**RECORDS**

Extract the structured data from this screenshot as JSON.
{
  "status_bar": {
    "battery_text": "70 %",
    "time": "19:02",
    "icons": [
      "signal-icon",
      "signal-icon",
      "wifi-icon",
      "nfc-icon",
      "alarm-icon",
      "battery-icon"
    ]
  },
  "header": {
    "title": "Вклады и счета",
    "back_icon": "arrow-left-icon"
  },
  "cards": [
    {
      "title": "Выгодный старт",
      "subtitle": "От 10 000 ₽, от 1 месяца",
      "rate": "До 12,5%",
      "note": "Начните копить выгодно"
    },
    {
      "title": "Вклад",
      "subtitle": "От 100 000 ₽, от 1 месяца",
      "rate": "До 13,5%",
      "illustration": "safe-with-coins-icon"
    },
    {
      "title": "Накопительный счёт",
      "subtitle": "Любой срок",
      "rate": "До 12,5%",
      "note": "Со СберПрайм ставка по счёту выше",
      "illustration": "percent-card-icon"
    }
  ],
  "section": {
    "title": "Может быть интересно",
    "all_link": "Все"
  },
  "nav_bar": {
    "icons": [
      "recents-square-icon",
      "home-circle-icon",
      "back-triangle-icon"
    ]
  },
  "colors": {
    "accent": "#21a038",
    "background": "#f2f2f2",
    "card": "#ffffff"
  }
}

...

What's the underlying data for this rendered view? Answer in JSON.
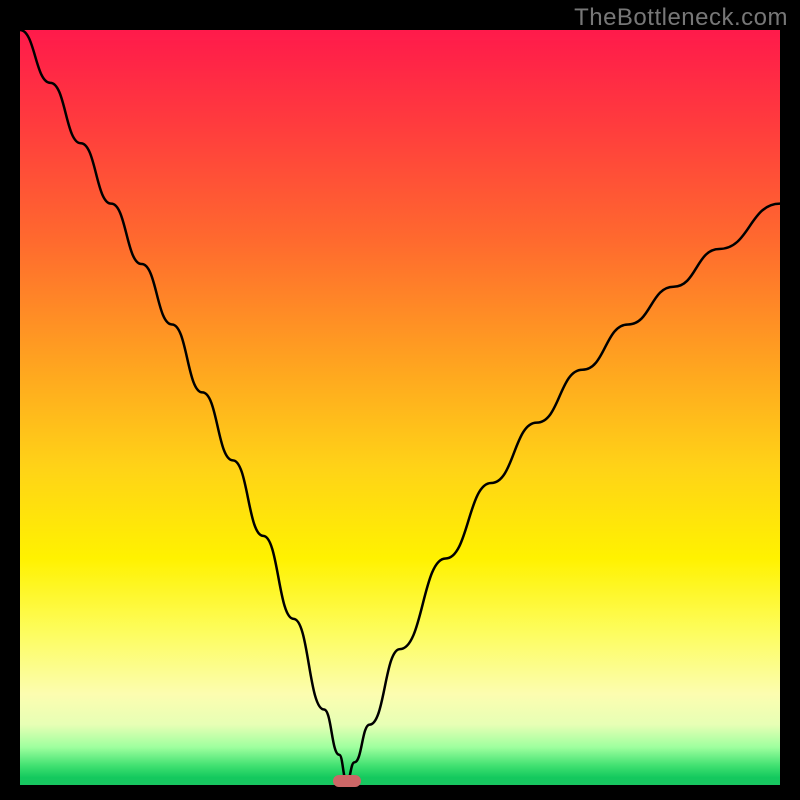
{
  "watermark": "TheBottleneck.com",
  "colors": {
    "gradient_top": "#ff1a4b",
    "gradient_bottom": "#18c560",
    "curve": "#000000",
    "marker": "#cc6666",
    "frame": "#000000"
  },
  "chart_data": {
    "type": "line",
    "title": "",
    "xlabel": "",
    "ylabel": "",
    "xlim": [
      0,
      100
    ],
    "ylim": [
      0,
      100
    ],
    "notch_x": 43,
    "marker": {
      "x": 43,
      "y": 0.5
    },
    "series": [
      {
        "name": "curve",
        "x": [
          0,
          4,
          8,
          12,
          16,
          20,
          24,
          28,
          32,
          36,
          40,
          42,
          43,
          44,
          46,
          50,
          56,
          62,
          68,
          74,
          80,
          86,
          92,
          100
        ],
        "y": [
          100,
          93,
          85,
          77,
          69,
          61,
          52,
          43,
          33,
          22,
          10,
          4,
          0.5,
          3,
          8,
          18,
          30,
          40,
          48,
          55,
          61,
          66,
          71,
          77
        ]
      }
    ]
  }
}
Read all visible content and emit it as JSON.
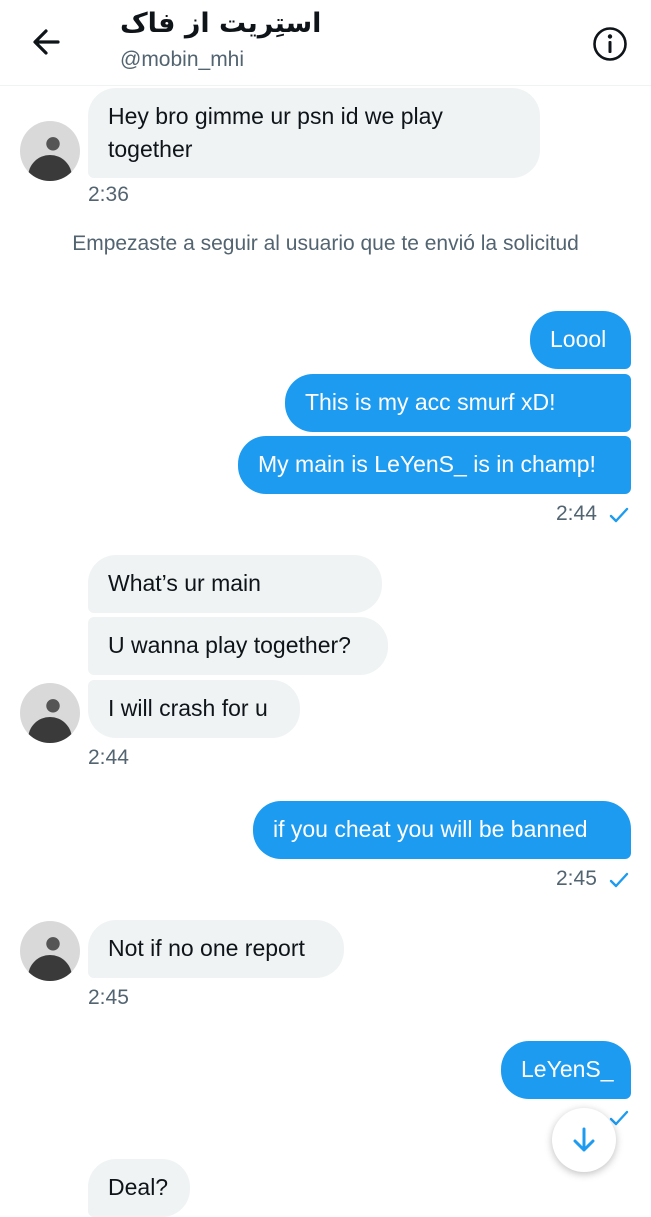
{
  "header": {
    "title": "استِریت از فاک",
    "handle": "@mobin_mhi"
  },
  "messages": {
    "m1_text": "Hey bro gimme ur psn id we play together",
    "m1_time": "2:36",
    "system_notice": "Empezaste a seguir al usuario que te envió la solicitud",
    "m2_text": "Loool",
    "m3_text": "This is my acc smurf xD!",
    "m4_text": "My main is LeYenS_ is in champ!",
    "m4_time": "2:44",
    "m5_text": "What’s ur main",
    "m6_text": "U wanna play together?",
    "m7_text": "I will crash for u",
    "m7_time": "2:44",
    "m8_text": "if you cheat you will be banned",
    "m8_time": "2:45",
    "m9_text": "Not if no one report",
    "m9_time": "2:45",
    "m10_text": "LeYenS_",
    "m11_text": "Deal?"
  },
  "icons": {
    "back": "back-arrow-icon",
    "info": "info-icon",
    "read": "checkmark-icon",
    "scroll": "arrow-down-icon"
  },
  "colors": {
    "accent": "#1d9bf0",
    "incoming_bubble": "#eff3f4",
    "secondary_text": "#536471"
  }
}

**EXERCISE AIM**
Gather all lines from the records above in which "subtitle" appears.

**SOLUTION FOR THIS PROBLEM**
      "subtitle": "От 10 000 ₽, от 1 месяца",
      "subtitle": "От 100 000 ₽, от 1 месяца",
      "subtitle": "Любой срок",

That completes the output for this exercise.